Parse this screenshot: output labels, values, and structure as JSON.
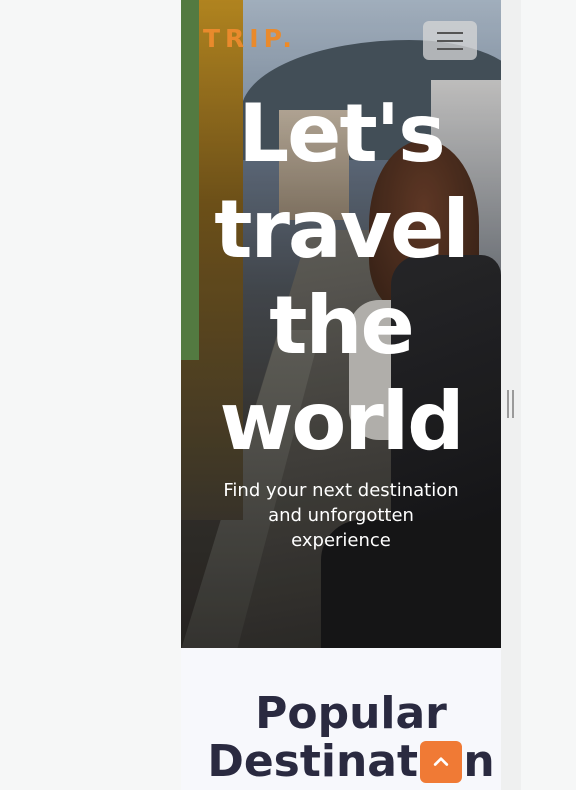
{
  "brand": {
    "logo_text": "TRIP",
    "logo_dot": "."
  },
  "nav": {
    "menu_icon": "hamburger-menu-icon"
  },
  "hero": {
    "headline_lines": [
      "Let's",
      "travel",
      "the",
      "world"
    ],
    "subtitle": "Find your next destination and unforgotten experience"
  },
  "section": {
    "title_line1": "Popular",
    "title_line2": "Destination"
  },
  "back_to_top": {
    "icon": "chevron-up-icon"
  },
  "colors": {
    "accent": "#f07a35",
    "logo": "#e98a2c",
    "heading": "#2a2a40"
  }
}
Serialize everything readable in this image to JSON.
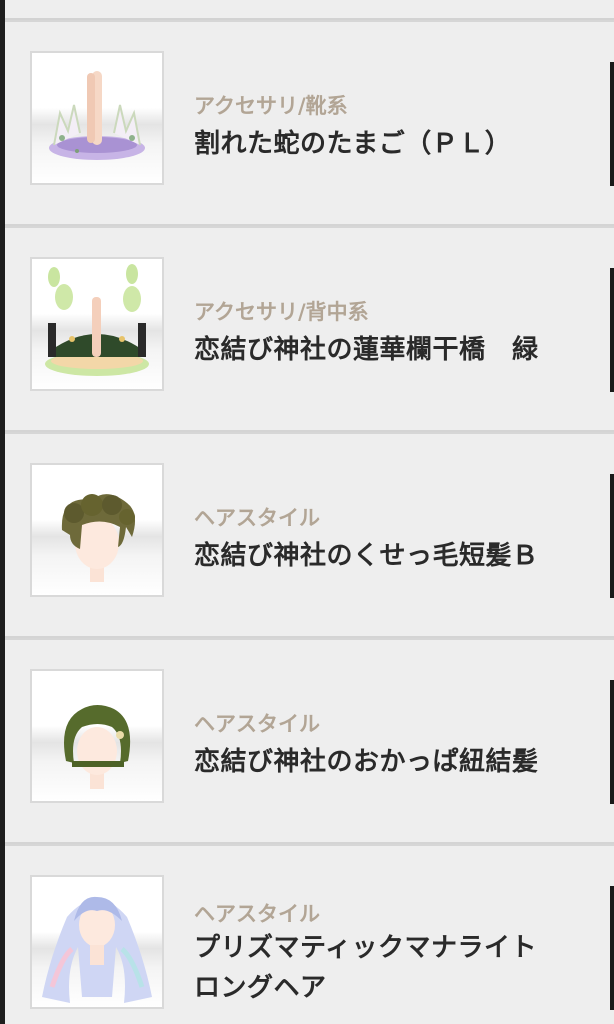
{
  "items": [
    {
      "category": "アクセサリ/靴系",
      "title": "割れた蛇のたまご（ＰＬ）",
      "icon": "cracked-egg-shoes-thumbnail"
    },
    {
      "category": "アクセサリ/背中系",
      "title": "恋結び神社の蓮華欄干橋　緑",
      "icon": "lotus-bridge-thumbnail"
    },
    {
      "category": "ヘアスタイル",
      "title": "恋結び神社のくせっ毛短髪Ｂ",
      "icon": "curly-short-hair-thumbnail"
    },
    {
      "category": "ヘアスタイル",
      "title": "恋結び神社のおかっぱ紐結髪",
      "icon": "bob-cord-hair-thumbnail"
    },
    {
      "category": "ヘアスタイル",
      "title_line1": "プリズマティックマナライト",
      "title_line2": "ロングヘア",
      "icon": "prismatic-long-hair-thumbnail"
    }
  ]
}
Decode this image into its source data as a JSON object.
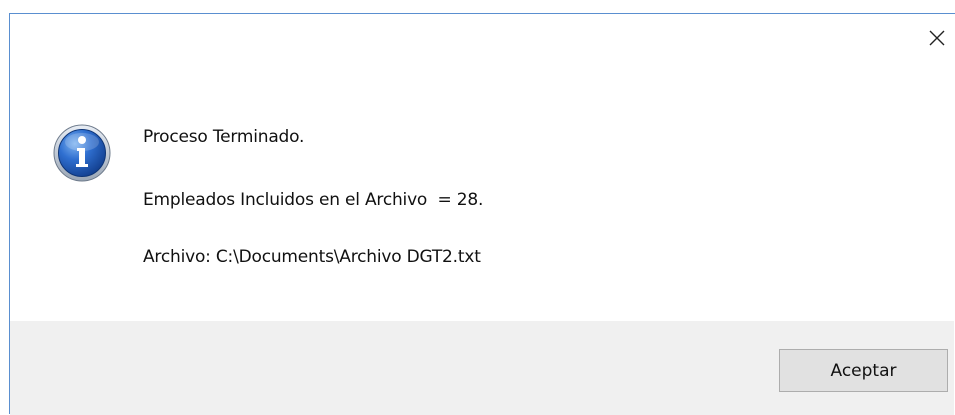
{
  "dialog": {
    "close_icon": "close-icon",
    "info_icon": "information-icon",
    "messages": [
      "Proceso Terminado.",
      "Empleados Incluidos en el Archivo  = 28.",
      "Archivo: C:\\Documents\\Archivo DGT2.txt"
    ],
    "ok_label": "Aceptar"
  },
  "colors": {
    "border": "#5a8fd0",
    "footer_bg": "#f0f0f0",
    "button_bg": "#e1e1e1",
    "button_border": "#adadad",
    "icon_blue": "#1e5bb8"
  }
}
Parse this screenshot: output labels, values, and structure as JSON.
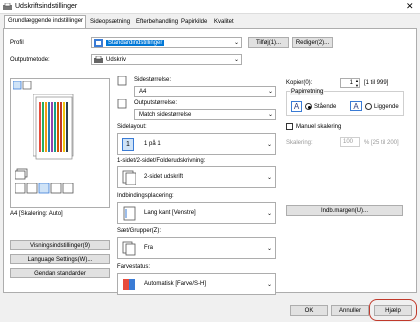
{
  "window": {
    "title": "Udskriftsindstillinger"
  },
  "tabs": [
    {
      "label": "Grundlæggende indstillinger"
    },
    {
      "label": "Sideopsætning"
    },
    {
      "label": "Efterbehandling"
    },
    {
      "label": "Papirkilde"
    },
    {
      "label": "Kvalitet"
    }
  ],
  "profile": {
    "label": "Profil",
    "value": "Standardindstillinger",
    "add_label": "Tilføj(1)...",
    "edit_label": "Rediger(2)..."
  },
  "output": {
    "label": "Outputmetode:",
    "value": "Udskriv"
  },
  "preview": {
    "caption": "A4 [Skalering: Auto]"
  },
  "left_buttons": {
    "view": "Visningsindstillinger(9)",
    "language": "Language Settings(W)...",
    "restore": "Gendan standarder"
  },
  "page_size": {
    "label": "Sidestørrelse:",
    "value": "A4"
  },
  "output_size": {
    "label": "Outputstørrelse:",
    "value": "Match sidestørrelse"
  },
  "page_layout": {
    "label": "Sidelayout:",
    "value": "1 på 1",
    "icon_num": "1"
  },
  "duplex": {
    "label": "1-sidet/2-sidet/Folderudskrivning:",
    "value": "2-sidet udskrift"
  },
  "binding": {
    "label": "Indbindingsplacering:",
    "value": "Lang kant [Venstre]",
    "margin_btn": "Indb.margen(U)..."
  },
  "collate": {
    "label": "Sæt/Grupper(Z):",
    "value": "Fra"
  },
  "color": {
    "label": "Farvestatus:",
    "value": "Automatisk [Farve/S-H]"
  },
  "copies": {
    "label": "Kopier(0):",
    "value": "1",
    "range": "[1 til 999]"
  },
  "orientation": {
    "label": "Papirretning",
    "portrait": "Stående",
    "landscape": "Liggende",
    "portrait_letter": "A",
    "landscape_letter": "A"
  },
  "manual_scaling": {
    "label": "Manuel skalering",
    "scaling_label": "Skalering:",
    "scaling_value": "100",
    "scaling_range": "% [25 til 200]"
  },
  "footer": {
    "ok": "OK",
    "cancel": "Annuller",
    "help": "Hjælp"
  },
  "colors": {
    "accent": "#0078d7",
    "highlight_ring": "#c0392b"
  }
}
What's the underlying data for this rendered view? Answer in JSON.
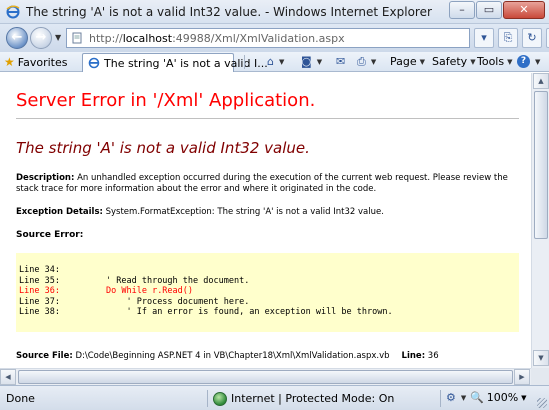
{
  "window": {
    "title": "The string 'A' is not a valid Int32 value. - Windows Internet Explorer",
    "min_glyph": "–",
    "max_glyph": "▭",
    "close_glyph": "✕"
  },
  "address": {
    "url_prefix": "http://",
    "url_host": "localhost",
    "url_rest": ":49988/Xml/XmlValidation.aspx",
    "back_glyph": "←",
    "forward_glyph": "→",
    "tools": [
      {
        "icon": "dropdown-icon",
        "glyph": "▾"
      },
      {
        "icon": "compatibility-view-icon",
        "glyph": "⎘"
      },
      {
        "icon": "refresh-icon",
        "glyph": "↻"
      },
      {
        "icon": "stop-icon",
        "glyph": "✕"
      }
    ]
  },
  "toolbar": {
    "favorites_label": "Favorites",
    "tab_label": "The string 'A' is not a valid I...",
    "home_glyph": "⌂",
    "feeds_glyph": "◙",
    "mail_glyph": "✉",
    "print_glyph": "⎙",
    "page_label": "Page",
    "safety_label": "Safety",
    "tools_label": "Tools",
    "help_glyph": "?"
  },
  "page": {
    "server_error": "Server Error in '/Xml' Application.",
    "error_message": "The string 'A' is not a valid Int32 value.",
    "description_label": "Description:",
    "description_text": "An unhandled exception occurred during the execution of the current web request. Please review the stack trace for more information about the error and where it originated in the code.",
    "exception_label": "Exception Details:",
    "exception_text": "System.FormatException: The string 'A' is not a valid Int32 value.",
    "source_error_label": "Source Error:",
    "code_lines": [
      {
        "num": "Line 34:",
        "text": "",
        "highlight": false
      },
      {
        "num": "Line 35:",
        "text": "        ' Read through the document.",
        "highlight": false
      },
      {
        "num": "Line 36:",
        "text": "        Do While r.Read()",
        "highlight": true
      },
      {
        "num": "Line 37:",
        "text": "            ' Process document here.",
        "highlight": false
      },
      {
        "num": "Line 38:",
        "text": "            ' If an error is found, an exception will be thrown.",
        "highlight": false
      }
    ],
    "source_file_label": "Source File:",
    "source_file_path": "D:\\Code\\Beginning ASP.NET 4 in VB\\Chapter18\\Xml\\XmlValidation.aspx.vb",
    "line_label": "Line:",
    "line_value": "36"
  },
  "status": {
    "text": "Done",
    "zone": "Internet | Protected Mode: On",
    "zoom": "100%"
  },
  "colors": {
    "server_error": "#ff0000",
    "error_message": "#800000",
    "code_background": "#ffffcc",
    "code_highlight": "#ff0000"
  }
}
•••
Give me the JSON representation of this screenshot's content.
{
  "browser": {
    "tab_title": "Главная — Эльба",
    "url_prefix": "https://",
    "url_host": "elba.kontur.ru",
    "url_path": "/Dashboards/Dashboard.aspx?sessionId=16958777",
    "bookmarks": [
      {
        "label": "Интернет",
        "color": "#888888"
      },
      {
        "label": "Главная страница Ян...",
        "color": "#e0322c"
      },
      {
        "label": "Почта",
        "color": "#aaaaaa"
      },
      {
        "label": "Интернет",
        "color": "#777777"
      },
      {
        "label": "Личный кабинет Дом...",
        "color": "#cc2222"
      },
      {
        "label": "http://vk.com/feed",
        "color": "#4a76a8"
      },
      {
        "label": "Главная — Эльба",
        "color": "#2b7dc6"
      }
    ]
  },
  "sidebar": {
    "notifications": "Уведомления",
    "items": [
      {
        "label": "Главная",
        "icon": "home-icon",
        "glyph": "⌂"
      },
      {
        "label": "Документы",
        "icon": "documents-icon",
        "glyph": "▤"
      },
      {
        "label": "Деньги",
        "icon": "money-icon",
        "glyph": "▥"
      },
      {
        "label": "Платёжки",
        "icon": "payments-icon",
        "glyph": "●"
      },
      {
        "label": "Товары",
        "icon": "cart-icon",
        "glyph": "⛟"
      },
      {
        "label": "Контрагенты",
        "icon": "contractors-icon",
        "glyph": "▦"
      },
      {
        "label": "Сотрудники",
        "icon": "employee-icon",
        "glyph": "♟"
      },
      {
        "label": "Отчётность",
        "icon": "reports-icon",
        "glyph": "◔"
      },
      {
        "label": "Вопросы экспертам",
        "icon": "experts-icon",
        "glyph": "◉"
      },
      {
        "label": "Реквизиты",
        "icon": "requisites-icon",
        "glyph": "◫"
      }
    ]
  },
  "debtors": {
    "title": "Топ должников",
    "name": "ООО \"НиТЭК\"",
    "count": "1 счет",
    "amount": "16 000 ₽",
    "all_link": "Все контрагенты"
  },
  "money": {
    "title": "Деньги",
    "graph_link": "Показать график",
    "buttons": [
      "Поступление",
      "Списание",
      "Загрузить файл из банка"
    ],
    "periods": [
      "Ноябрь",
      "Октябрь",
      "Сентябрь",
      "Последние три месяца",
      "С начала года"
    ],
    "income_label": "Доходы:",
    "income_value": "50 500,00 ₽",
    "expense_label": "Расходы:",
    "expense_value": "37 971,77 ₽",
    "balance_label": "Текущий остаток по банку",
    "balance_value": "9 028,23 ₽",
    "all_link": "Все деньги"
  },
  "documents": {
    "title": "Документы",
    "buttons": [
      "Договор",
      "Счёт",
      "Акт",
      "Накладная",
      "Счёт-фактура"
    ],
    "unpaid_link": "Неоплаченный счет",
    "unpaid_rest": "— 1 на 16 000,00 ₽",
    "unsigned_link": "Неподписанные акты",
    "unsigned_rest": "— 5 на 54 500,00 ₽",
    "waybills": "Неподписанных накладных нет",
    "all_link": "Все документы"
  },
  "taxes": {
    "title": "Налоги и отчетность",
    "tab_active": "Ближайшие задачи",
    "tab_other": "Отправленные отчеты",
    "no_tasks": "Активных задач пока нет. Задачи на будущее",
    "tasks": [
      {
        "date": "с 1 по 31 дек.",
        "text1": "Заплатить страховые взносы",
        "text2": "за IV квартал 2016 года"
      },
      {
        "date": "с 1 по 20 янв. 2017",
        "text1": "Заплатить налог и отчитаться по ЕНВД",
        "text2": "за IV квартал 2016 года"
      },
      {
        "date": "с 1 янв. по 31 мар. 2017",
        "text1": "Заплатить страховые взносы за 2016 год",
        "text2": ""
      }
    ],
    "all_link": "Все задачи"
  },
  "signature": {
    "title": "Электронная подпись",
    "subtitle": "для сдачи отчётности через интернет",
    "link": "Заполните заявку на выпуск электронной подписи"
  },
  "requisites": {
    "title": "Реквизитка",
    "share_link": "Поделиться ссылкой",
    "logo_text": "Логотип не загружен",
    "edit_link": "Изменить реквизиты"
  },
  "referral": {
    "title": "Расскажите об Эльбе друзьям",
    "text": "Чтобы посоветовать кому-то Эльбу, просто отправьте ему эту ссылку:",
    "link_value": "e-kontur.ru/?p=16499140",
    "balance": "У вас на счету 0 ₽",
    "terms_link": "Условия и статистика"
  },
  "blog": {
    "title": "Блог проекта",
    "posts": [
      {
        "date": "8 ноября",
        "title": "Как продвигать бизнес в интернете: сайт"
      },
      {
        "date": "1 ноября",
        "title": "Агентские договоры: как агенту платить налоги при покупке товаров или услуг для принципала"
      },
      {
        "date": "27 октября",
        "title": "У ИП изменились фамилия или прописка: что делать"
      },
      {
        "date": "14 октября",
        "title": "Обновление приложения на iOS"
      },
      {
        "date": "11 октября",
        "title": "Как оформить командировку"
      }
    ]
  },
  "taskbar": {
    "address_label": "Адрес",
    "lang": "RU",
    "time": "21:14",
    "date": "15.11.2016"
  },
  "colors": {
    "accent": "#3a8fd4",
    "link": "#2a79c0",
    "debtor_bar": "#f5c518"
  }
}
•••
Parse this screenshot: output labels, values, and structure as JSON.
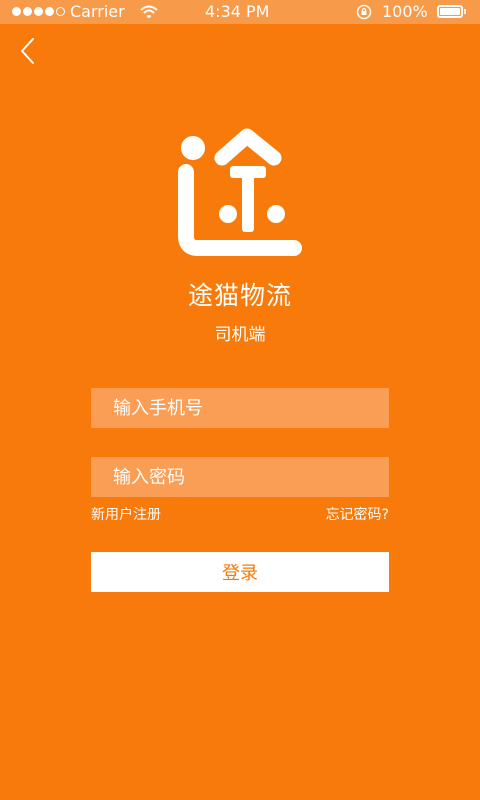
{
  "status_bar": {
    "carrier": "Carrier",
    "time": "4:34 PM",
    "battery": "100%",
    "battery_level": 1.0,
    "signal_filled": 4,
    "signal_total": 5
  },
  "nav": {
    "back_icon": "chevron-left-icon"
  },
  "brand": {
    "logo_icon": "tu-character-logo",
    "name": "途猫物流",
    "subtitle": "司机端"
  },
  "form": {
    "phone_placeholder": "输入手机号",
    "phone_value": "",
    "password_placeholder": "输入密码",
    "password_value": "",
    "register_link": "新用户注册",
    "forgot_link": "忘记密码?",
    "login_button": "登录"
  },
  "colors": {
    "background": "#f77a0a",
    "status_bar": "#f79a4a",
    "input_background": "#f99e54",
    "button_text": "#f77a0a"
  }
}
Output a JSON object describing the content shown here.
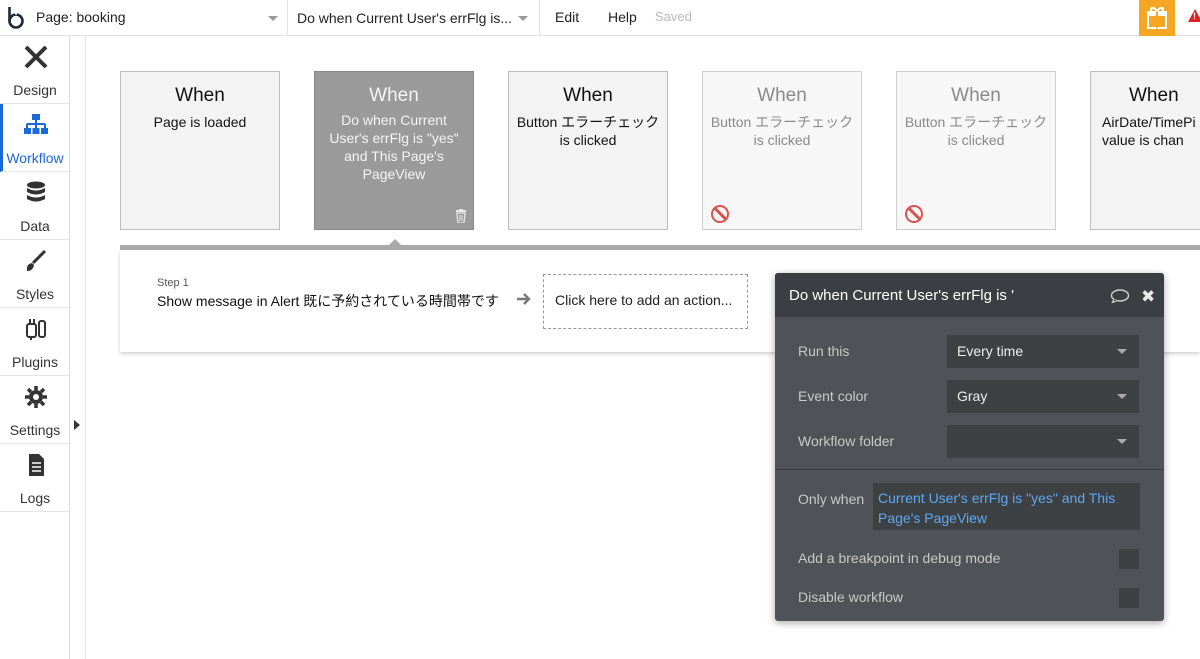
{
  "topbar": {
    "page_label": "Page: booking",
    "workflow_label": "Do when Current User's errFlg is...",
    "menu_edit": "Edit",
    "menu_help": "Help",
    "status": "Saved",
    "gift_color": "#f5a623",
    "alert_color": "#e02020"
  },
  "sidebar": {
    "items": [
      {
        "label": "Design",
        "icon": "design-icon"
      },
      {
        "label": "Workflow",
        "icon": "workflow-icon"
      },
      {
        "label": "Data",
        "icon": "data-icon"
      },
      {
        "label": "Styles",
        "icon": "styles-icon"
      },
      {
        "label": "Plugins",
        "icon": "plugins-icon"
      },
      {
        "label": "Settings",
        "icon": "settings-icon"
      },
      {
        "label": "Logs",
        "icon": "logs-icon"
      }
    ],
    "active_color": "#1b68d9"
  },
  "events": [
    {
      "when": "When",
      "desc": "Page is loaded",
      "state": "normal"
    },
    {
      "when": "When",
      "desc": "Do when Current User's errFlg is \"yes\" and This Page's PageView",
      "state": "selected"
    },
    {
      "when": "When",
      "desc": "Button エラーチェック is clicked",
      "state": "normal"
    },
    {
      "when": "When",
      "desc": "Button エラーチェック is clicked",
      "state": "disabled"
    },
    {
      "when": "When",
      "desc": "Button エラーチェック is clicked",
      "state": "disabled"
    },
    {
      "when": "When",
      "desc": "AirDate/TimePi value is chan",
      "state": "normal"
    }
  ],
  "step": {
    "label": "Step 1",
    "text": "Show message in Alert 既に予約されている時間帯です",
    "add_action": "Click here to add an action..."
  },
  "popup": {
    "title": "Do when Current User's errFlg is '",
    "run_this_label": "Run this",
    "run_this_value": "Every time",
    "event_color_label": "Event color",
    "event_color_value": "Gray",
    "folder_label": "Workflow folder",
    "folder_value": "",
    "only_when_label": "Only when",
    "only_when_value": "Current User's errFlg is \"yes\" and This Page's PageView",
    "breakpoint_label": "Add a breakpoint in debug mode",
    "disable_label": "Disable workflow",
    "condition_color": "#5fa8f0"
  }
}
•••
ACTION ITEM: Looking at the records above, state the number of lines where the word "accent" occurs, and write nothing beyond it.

REPLY TO THE TASK: 3